by Kelly Merrick
When the weather starts to turn cold and rainy like it has been for the last few weeks, I turn to hearty soups and stews to warm me up. And where there is soup, there is stock. Whether it’s vegetable- or meat–based, you need it to make a great soup. But why buy a high sodium variety from the store for $3 a quart when you can make it yourself from scraps and trimmings of farmers market veggies you would have normally discarded?
Along with saving money, there a few other good reasons to make your own vegetable stock. First, you can control what’s in it by adding the types of veggies and seasonings you like. Second, you will make your delicious farmer’s market veggies go further. Third, you’ll generate less packaging waste and the fourth and final reason: it’s really, really easy.
So how do you make this delicious, easy and low-cost stock? Follow these simple steps:
Homemade vegetable stock
1 large stockpot
1 gallon-sized freezer bag full of vegetable scraps (see below)
10 cups water
Seasonings of your choice (see below)
Containers for storing your stock
As you chop your vegetables throughout the week, save the scraps and store them in a one-gallon bag in your freezer. You’ll want to use scraps from veggies you might put in a regular pot of soup – onions, leeks, carrots, garlic, herbs, etc. While you are saving your scraps, you’ll also want to start saving containers to store your stock in.
Once you have collected enough scraps to fill your bag, fill a large pot halfway with water and bring it to a boil. Once it comes to a boil add your veggie scraps (no thawing needed) and let it return to a boil.

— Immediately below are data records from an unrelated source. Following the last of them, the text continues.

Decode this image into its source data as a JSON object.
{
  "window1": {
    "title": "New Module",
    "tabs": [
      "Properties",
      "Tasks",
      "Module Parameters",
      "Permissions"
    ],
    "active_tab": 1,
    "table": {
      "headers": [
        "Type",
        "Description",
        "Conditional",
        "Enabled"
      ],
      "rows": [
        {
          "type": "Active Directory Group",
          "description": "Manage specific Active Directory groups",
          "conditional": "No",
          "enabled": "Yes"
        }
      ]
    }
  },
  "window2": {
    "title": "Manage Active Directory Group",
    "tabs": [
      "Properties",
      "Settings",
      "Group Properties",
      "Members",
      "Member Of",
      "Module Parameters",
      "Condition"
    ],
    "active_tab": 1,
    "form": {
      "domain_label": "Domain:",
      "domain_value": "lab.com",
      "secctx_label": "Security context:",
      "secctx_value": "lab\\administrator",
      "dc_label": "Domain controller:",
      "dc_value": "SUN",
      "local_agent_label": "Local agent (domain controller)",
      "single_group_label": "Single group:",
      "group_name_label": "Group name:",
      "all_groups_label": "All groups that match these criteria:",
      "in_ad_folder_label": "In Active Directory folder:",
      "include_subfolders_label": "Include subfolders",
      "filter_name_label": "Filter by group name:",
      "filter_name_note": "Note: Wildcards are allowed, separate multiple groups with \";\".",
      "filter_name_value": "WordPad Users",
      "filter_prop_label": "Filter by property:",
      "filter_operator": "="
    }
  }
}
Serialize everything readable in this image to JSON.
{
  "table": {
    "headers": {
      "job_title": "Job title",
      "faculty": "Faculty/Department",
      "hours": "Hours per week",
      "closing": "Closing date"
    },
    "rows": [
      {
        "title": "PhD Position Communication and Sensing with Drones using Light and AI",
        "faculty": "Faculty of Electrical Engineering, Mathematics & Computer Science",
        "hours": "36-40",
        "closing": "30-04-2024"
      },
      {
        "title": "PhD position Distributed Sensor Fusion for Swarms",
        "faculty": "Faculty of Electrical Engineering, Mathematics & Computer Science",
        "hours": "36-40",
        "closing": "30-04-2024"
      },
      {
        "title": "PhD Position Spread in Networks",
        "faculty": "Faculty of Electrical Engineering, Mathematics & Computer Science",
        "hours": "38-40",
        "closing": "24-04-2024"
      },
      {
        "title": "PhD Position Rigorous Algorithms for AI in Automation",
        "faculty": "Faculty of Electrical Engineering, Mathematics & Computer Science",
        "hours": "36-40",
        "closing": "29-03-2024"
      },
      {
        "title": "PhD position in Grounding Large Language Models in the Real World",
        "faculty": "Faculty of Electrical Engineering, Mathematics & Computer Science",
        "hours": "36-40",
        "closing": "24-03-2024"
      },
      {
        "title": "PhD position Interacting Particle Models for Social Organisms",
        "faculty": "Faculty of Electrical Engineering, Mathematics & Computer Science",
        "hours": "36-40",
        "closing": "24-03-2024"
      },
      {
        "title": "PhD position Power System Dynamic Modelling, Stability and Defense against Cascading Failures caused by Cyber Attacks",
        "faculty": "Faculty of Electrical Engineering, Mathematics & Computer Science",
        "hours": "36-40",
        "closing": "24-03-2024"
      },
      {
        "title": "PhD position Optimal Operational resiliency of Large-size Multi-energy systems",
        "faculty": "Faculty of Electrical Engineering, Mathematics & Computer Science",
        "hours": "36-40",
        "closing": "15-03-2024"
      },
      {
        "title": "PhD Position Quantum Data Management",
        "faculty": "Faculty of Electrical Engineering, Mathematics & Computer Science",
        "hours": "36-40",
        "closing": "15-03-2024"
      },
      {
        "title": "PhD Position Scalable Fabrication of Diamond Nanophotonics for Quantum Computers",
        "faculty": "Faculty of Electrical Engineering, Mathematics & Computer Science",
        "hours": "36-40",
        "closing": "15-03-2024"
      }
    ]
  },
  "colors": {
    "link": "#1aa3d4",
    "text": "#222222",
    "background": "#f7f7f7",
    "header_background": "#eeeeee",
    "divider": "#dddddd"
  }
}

Once the water reaches a rolling boil, add seasonings. You can use bay leaves, dried oregano, dill, or whatever else you have in your pantry. I add about a teaspoon of each, but you can adjust the amounts as you like. I recommend leaving out salt, as you can add it in later.
Once you’ve added your desired seasonings, simmer for 20-25 minutes. Unlike meat stocks, simmering longer won’t extract any more flavors.
Once the time is up, cool the stock for about 15 minutes. Carefully scoop out any large pieces (don’t forget to compost them!) with a slotted spoon. Once you’ve removed the large pieces, use a fine-meshed strainer or a colander with cheesecloth and pour the rest of the broth into the strainer and into another pot.
Let the stock cool to room temperature and then taste. You can add more salt now (but remember you can also add it when you’re making the soup this will be the base for) and more seasonings if you want.
Once your stock has cooled, fill up the containers you’ve saved. If you plan to freeze your stock, leave about an inch of room at the top to allow for it to expand. I also recommend measuring out how much you put in each container and then labeling the container so you have pre-measured amounts for cooking. You could also freeze the stock in ice cube trays and then transfer the cubes to a freezer bag.
The day I made my stock I used it to make this potato cheddar soup that was absolutely delicious! Plus, it was 100 percent homemade and you can’t beat that!
Kelly Merrick lives in Portland with her husband Josh. Kelly is a Master Recycler and a self-proclaimed locavore. She has been a volunteer at the Portland Farmers Market since the spring of 2012 and says the market is her favorite place in Portland. She is a marketing assistant at PECI for Energy Trust of Oregon’s New Homes and Products team and loves to talk to others about ways they can conserve resources to protect our environment. In her spare time she enjoys exploring Portland’s many parks, cooking, reading, blogging (you can check out her blogs here and here) and spending time with family and friends. She can often be found volunteering at the PSU Farmer’s Market so stop by and say hi sometime. She’d love to chat.